Dr. Monnan stated that 15% of your workforce, probably more, are addicted to drugs, alcohol, or tobacco.

A question to ponder: what policies does your company have to assist with help: personal an family struggles?  If you needed the help with either where would you go internally?  How do you get help?  Do you rely on friends and family?  Are you comfortable talking to your boss/leader, and HR?

Chapter 4 – Stress

We’ve known that stress has been identified as the leading driver for work-related chronic health issues for a while now but do you know how stress affects your body? When our bodies are under constant stress cortisol levels elevate and accelerate your heart which then speeds up and releases glucose. As stress pushes forward, if the body isn’t in survival mode there are serious health complications: blood sugar goes out of balance and the brain will instruct the body to hold on to calories.

So why do we focus on wellness when we know the problem is stress? At the beginning of the wellness surge, Dr. Roizen identified that no one saw stress as a factor. However, over time the role of stress began to draw everyone in. I think many of us can relate to this quote: According to Bob Chapman “The person you report to at work is more important to your health than your doctor!

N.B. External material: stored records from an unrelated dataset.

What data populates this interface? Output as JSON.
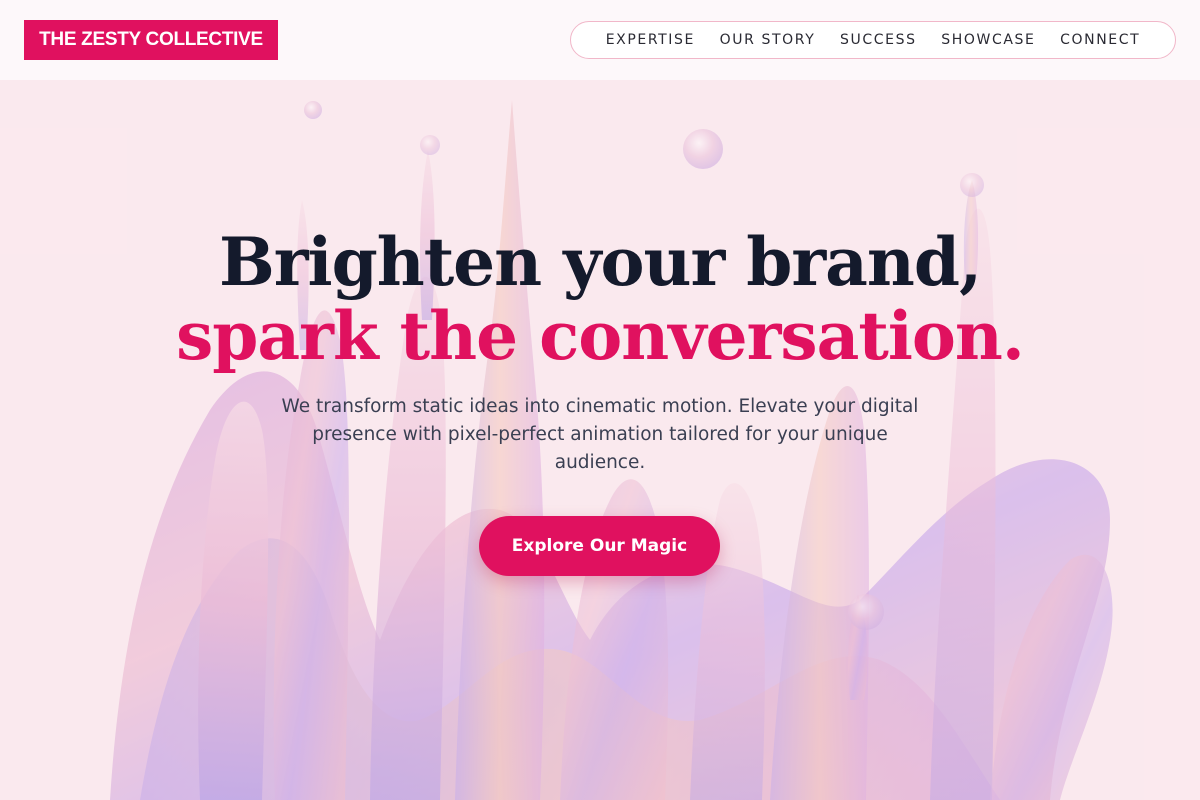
{
  "header": {
    "logo_text": "THE ZESTY COLLECTIVE",
    "nav": [
      {
        "label": "EXPERTISE"
      },
      {
        "label": "OUR STORY"
      },
      {
        "label": "SUCCESS"
      },
      {
        "label": "SHOWCASE"
      },
      {
        "label": "CONNECT"
      }
    ]
  },
  "hero": {
    "headline_line1": "Brighten your brand,",
    "headline_line2": "spark the conversation.",
    "subtitle": "We transform static ideas into cinematic motion. Elevate your digital presence with pixel-perfect animation tailored for your unique audience.",
    "cta_label": "Explore Our Magic",
    "background_image": "iridescent-liquid-splash-illustration"
  },
  "colors": {
    "accent": "#e0115f",
    "headline_dark": "#141a2c",
    "page_background": "#fbe9ee",
    "header_background": "#fdf8fa",
    "nav_border": "#f1b7c9"
  }
}
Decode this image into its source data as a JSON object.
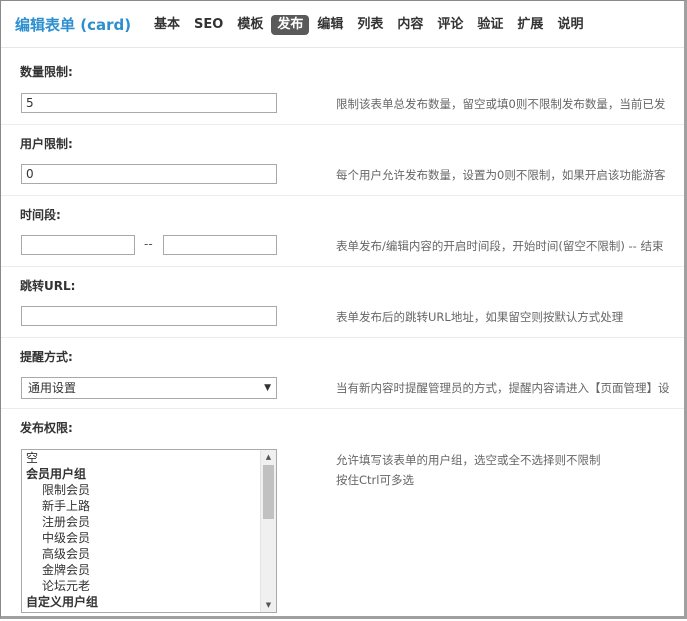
{
  "header": {
    "title": "编辑表单 (card)",
    "tabs": [
      {
        "label": "基本",
        "active": false
      },
      {
        "label": "SEO",
        "active": false
      },
      {
        "label": "模板",
        "active": false
      },
      {
        "label": "发布",
        "active": true
      },
      {
        "label": "编辑",
        "active": false
      },
      {
        "label": "列表",
        "active": false
      },
      {
        "label": "内容",
        "active": false
      },
      {
        "label": "评论",
        "active": false
      },
      {
        "label": "验证",
        "active": false
      },
      {
        "label": "扩展",
        "active": false
      },
      {
        "label": "说明",
        "active": false
      }
    ]
  },
  "form": {
    "limit": {
      "label": "数量限制:",
      "value": "5",
      "hint": "限制该表单总发布数量，留空或填0则不限制发布数量，当前已发"
    },
    "user_limit": {
      "label": "用户限制:",
      "value": "0",
      "hint": "每个用户允许发布数量，设置为0则不限制，如果开启该功能游客"
    },
    "time_range": {
      "label": "时间段:",
      "start": "",
      "separator": "--",
      "end": "",
      "hint": "表单发布/编辑内容的开启时间段，开始时间(留空不限制) -- 结束"
    },
    "redirect": {
      "label": "跳转URL:",
      "value": "",
      "hint": "表单发布后的跳转URL地址，如果留空则按默认方式处理"
    },
    "notify": {
      "label": "提醒方式:",
      "selected": "通用设置",
      "hint": "当有新内容时提醒管理员的方式，提醒内容请进入【页面管理】设"
    },
    "permission": {
      "label": "发布权限:",
      "hint_line1": "允许填写该表单的用户组，选空或全不选择则不限制",
      "hint_line2": "按住Ctrl可多选",
      "options": [
        {
          "label": "空",
          "kind": "item"
        },
        {
          "label": "会员用户组",
          "kind": "group"
        },
        {
          "label": "限制会员",
          "kind": "child"
        },
        {
          "label": "新手上路",
          "kind": "child"
        },
        {
          "label": "注册会员",
          "kind": "child"
        },
        {
          "label": "中级会员",
          "kind": "child"
        },
        {
          "label": "高级会员",
          "kind": "child"
        },
        {
          "label": "金牌会员",
          "kind": "child"
        },
        {
          "label": "论坛元老",
          "kind": "child"
        },
        {
          "label": "自定义用户组",
          "kind": "group"
        }
      ]
    }
  },
  "icons": {
    "select_arrow": "chevron-down-icon",
    "scroll_up": "scroll-up-icon",
    "scroll_down": "scroll-down-icon"
  }
}
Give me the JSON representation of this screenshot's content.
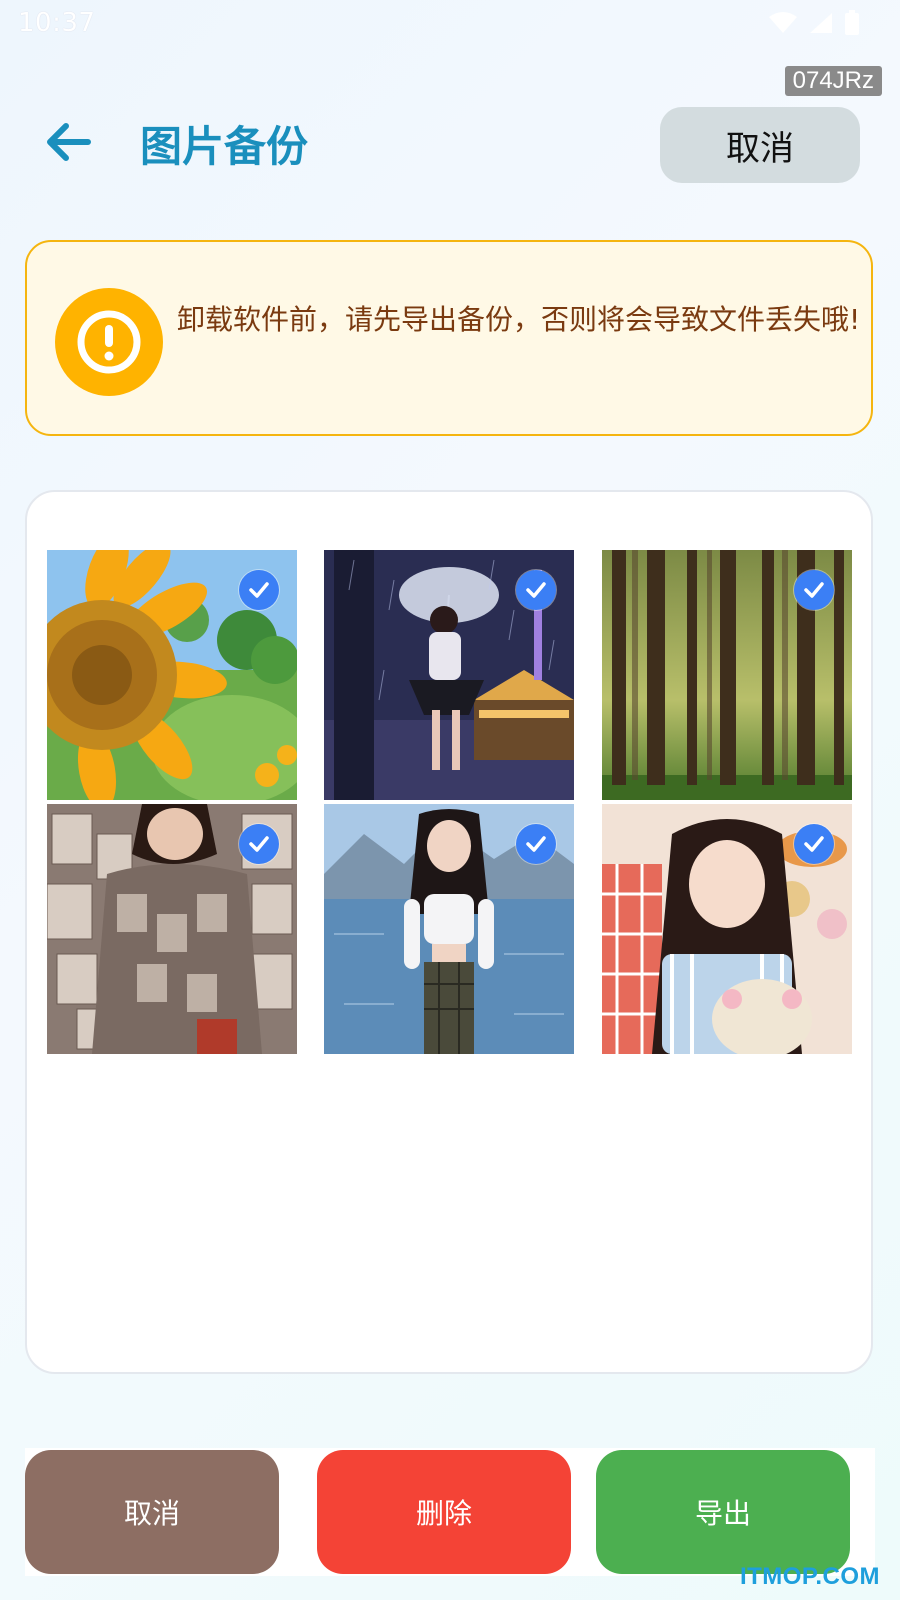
{
  "status_bar": {
    "time": "10:37",
    "icons": [
      "wifi-icon",
      "signal-icon",
      "battery-icon"
    ]
  },
  "build_tag": "074JRz",
  "header": {
    "back_icon": "arrow-left-icon",
    "title": "图片备份",
    "cancel_label": "取消"
  },
  "warning": {
    "icon": "exclamation-circle-icon",
    "text": "卸载软件前，请先导出备份，否则将会导致文件丢失哦!"
  },
  "gallery": {
    "images": [
      {
        "subject": "sunflower",
        "selected": true
      },
      {
        "subject": "girl-with-umbrella-night-rain",
        "selected": true
      },
      {
        "subject": "misty-forest",
        "selected": true
      },
      {
        "subject": "girl-newspaper-wall",
        "selected": true
      },
      {
        "subject": "girl-by-lake-mountains",
        "selected": true
      },
      {
        "subject": "girl-with-plush-toy",
        "selected": true
      }
    ]
  },
  "bottom_bar": {
    "cancel_label": "取消",
    "delete_label": "删除",
    "export_label": "导出"
  },
  "watermark": "ITMOP.COM",
  "colors": {
    "title": "#1a8fbd",
    "warning_border": "#f5b50f",
    "warning_bg": "#fff9e6",
    "warning_icon": "#ffb300",
    "check": "#3b7ff5",
    "cancel_button": "#8d6e63",
    "delete_button": "#f44336",
    "export_button": "#4caf50"
  }
}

Did you know that there is a 20% increase in heart attacks on Monday mornings? According to Dr. Roizen, the way we treat people at work affects the way they treat their families. His research shows how the work day goes will impact as Americans what will transpire after work. A simple nudge of checking attitudes at the door and leaving the day behind can be very impactful to our loved ones!

 

Stay tuned for Part 2!